### Directions for this task:
Repeat every record below exactly, leaving out the pictures.

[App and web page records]
________________________

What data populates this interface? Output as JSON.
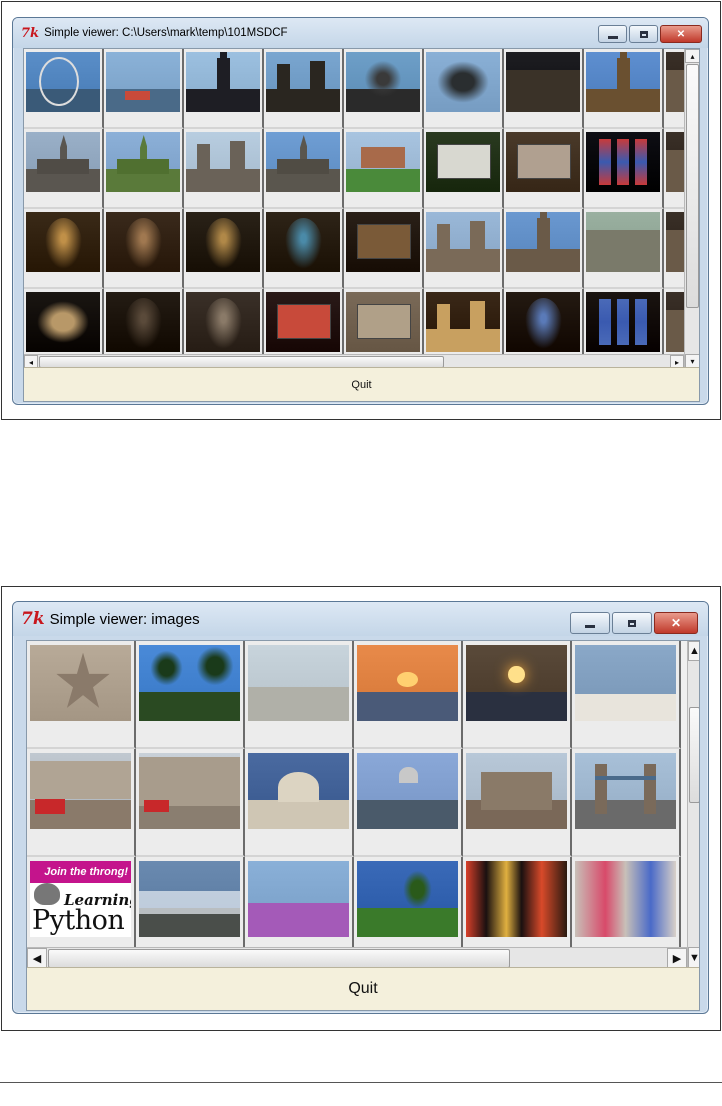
{
  "figure1": {
    "window": {
      "title": "Simple viewer: C:\\Users\\mark\\temp\\101MSDCF",
      "app_icon": "tk-icon",
      "minimize_icon": "minimize-icon",
      "maximize_icon": "maximize-icon",
      "close_icon": "close-icon"
    },
    "thumbnails": [
      "ferris-wheel-thames",
      "thames-river-boat",
      "big-ben-silhouette",
      "westminster-abbey",
      "tree-sculpture",
      "statue-chariot",
      "dark-building-night",
      "big-ben-clock",
      "partial-edge",
      "cathedral-spire-gray",
      "cathedral-spire-green-lawn",
      "gothic-cathedral-facade",
      "cathedral-spire-blue",
      "garden-house",
      "plaque-garden",
      "stone-tomb",
      "stained-glass-window",
      "partial-edge",
      "cathedral-nave-gold",
      "cathedral-aisle",
      "cathedral-altar",
      "church-interior-windows",
      "bronze-plaque",
      "gothic-towers",
      "cathedral-tower",
      "ruins-courtyard",
      "partial-edge",
      "stone-carving",
      "crypt-arches",
      "vaulted-cellar",
      "museum-display-red",
      "carved-stone-chest",
      "gothic-shrine",
      "nave-windows",
      "stained-glass-dark",
      "partial-edge"
    ],
    "quit_label": "Quit",
    "scroll_icons": {
      "left": "◂",
      "right": "▸",
      "up": "▴",
      "down": "▾"
    }
  },
  "figure2": {
    "window": {
      "title": "Simple viewer: images",
      "app_icon": "tk-icon",
      "minimize_icon": "minimize-icon",
      "maximize_icon": "maximize-icon",
      "close_icon": "close-icon"
    },
    "thumbnails": [
      "starfish-sand",
      "palm-trees",
      "beach-birds",
      "sunset-sea",
      "sunset-beach-glow",
      "white-beach",
      "street-plaza-buses",
      "town-square-fountain",
      "st-pauls-cathedral",
      "millennium-bridge",
      "tower-of-london",
      "tower-bridge",
      "learning-python-cover",
      "rocky-coast-waves",
      "purple-flower-coast",
      "park-trees",
      "times-square-night",
      "broadway-billboards"
    ],
    "logo_texts": {
      "banner": "Join the throng!",
      "learning": "Learning",
      "python": "Python"
    },
    "quit_label": "Quit",
    "scroll_icons": {
      "left": "◀",
      "right": "▶",
      "up": "▲",
      "down": "▼"
    }
  }
}
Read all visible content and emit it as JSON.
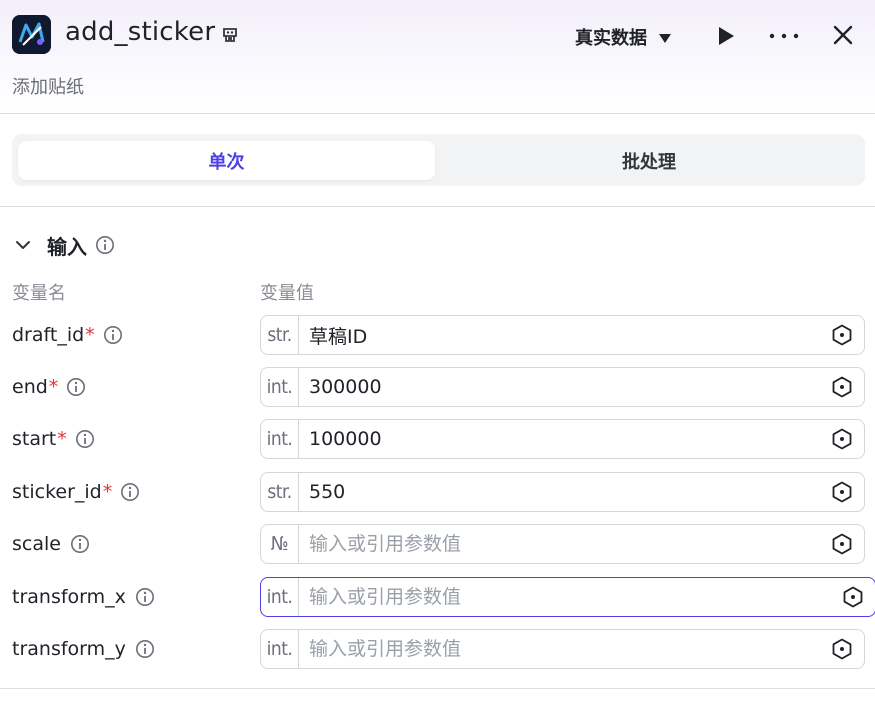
{
  "header": {
    "title": "add_sticker",
    "subtitle": "添加贴纸",
    "mode_label": "真实数据",
    "icons": {
      "logo": "app-logo",
      "title_icon": "plugin-icon",
      "run": "play-icon",
      "more": "more-icon",
      "close": "close-icon"
    }
  },
  "tabs": [
    {
      "label": "单次",
      "active": true
    },
    {
      "label": "批处理",
      "active": false
    }
  ],
  "section": {
    "title": "输入",
    "col_name": "变量名",
    "col_value": "变量值"
  },
  "params": [
    {
      "name": "draft_id",
      "required": "*",
      "type": "str.",
      "value": "草稿ID",
      "placeholder": "输入或引用参数值"
    },
    {
      "name": "end",
      "required": "*",
      "type": "int.",
      "value": "300000",
      "placeholder": "输入或引用参数值"
    },
    {
      "name": "start",
      "required": "*",
      "type": "int.",
      "value": "100000",
      "placeholder": "输入或引用参数值"
    },
    {
      "name": "sticker_id",
      "required": "*",
      "type": "str.",
      "value": "550",
      "placeholder": "输入或引用参数值"
    },
    {
      "name": "scale",
      "required": "",
      "type": "№",
      "value": "",
      "placeholder": "输入或引用参数值"
    },
    {
      "name": "transform_x",
      "required": "",
      "type": "int.",
      "value": "",
      "placeholder": "输入或引用参数值"
    },
    {
      "name": "transform_y",
      "required": "",
      "type": "int.",
      "value": "",
      "placeholder": "输入或引用参数值"
    }
  ],
  "colors": {
    "accent": "#4e40e5",
    "required": "#e53535"
  }
}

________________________

### Your solution:
What data populates this interface? Output as JSON.
{
  "figure1": {
    "window": {
      "title": "Simple viewer: C:\\Users\\mark\\temp\\101MSDCF",
      "app_icon": "tk-icon",
      "minimize_icon": "minimize-icon",
      "maximize_icon": "maximize-icon",
      "close_icon": "close-icon"
    },
    "thumbnails": [
      "ferris-wheel-thames",
      "thames-river-boat",
      "big-ben-silhouette",
      "westminster-abbey",
      "tree-sculpture",
      "statue-chariot",
      "dark-building-night",
      "big-ben-clock",
      "partial-edge",
      "cathedral-spire-gray",
      "cathedral-spire-green-lawn",
      "gothic-cathedral-facade",
      "cathedral-spire-blue",
      "garden-house",
      "plaque-garden",
      "stone-tomb",
      "stained-glass-window",
      "partial-edge",
      "cathedral-nave-gold",
      "cathedral-aisle",
      "cathedral-altar",
      "church-interior-windows",
      "bronze-plaque",
      "gothic-towers",
      "cathedral-tower",
      "ruins-courtyard",
      "partial-edge",
      "stone-carving",
      "crypt-arches",
      "vaulted-cellar",
      "museum-display-red",
      "carved-stone-chest",
      "gothic-shrine",
      "nave-windows",
      "stained-glass-dark",
      "partial-edge"
    ],
    "quit_label": "Quit",
    "scroll_icons": {
      "left": "◂",
      "right": "▸",
      "up": "▴",
      "down": "▾"
    }
  },
  "figure2": {
    "window": {
      "title": "Simple viewer: images",
      "app_icon": "tk-icon",
      "minimize_icon": "minimize-icon",
      "maximize_icon": "maximize-icon",
      "close_icon": "close-icon"
    },
    "thumbnails": [
      "starfish-sand",
      "palm-trees",
      "beach-birds",
      "sunset-sea",
      "sunset-beach-glow",
      "white-beach",
      "street-plaza-buses",
      "town-square-fountain",
      "st-pauls-cathedral",
      "millennium-bridge",
      "tower-of-london",
      "tower-bridge",
      "learning-python-cover",
      "rocky-coast-waves",
      "purple-flower-coast",
      "park-trees",
      "times-square-night",
      "broadway-billboards"
    ],
    "logo_texts": {
      "banner": "Join the throng!",
      "learning": "Learning",
      "python": "Python"
    },
    "quit_label": "Quit",
    "scroll_icons": {
      "left": "◀",
      "right": "▶",
      "up": "▲",
      "down": "▼"
    }
  }
}
Read all visible content and emit it as JSON.
{
  "header": {
    "title": "add_sticker",
    "subtitle": "添加贴纸",
    "mode_label": "真实数据",
    "icons": {
      "logo": "app-logo",
      "title_icon": "plugin-icon",
      "run": "play-icon",
      "more": "more-icon",
      "close": "close-icon"
    }
  },
  "tabs": [
    {
      "label": "单次",
      "active": true
    },
    {
      "label": "批处理",
      "active": false
    }
  ],
  "section": {
    "title": "输入",
    "col_name": "变量名",
    "col_value": "变量值"
  },
  "params": [
    {
      "name": "draft_id",
      "required": "*",
      "type": "str.",
      "value": "草稿ID",
      "placeholder": "输入或引用参数值"
    },
    {
      "name": "end",
      "required": "*",
      "type": "int.",
      "value": "300000",
      "placeholder": "输入或引用参数值"
    },
    {
      "name": "start",
      "required": "*",
      "type": "int.",
      "value": "100000",
      "placeholder": "输入或引用参数值"
    },
    {
      "name": "sticker_id",
      "required": "*",
      "type": "str.",
      "value": "550",
      "placeholder": "输入或引用参数值"
    },
    {
      "name": "scale",
      "required": "",
      "type": "№",
      "value": "",
      "placeholder": "输入或引用参数值"
    },
    {
      "name": "transform_x",
      "required": "",
      "type": "int.",
      "value": "",
      "placeholder": "输入或引用参数值"
    },
    {
      "name": "transform_y",
      "required": "",
      "type": "int.",
      "value": "",
      "placeholder": "输入或引用参数值"
    }
  ],
  "colors": {
    "accent": "#4e40e5",
    "required": "#e53535"
  }
}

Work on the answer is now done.